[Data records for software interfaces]

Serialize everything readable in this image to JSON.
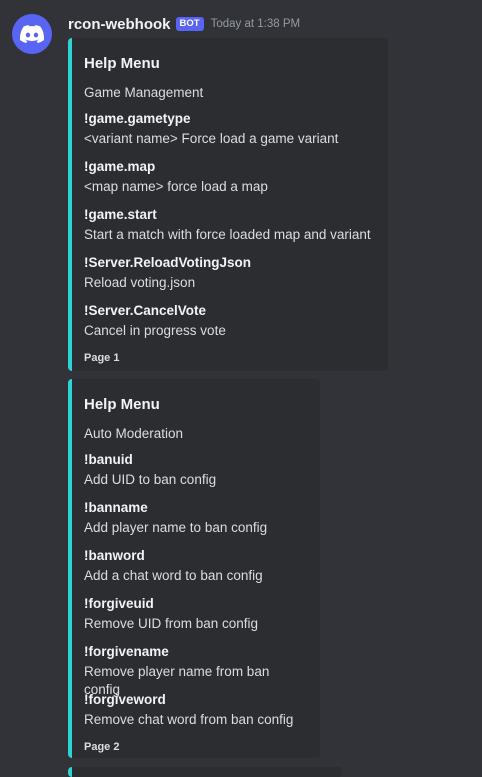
{
  "message": {
    "username": "rcon-webhook",
    "bot_tag": "BOT",
    "timestamp": "Today at 1:38 PM",
    "avatar_icon": "discord-logo-icon",
    "embed_color": "#2dd4d4"
  },
  "embeds": [
    {
      "title": "Help Menu",
      "description": "Game Management",
      "fields": [
        {
          "name": "!game.gametype",
          "value": "<variant name> Force load a game variant"
        },
        {
          "name": "!game.map",
          "value": "<map name> force load a map"
        },
        {
          "name": "!game.start",
          "value": "Start a match with force loaded map and variant"
        },
        {
          "name": "!Server.ReloadVotingJson",
          "value": "Reload voting.json"
        },
        {
          "name": "!Server.CancelVote",
          "value": "Cancel in progress vote"
        }
      ],
      "footer": "Page 1"
    },
    {
      "title": "Help Menu",
      "description": "Auto Moderation",
      "fields": [
        {
          "name": "!banuid",
          "value": "Add UID to ban config"
        },
        {
          "name": "!banname",
          "value": "Add player name to ban config"
        },
        {
          "name": "!banword",
          "value": "Add a chat word to ban config"
        },
        {
          "name": "!forgiveuid",
          "value": "Remove UID from ban config"
        },
        {
          "name": "!forgivename",
          "value": "Remove player name from ban config"
        },
        {
          "name": "!forgiveword",
          "value": "Remove chat word from ban config"
        }
      ],
      "footer": "Page 2"
    }
  ]
}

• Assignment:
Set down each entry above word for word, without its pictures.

• Your response:
Serialize everything readable in this image to JSON.
{
  "message": {
    "username": "rcon-webhook",
    "bot_tag": "BOT",
    "timestamp": "Today at 1:38 PM",
    "avatar_icon": "discord-logo-icon",
    "embed_color": "#2dd4d4"
  },
  "embeds": [
    {
      "title": "Help Menu",
      "description": "Game Management",
      "fields": [
        {
          "name": "!game.gametype",
          "value": "<variant name> Force load a game variant"
        },
        {
          "name": "!game.map",
          "value": "<map name> force load a map"
        },
        {
          "name": "!game.start",
          "value": "Start a match with force loaded map and variant"
        },
        {
          "name": "!Server.ReloadVotingJson",
          "value": "Reload voting.json"
        },
        {
          "name": "!Server.CancelVote",
          "value": "Cancel in progress vote"
        }
      ],
      "footer": "Page 1"
    },
    {
      "title": "Help Menu",
      "description": "Auto Moderation",
      "fields": [
        {
          "name": "!banuid",
          "value": "Add UID to ban config"
        },
        {
          "name": "!banname",
          "value": "Add player name to ban config"
        },
        {
          "name": "!banword",
          "value": "Add a chat word to ban config"
        },
        {
          "name": "!forgiveuid",
          "value": "Remove UID from ban config"
        },
        {
          "name": "!forgivename",
          "value": "Remove player name from ban config"
        },
        {
          "name": "!forgiveword",
          "value": "Remove chat word from ban config"
        }
      ],
      "footer": "Page 2"
    }
  ]
}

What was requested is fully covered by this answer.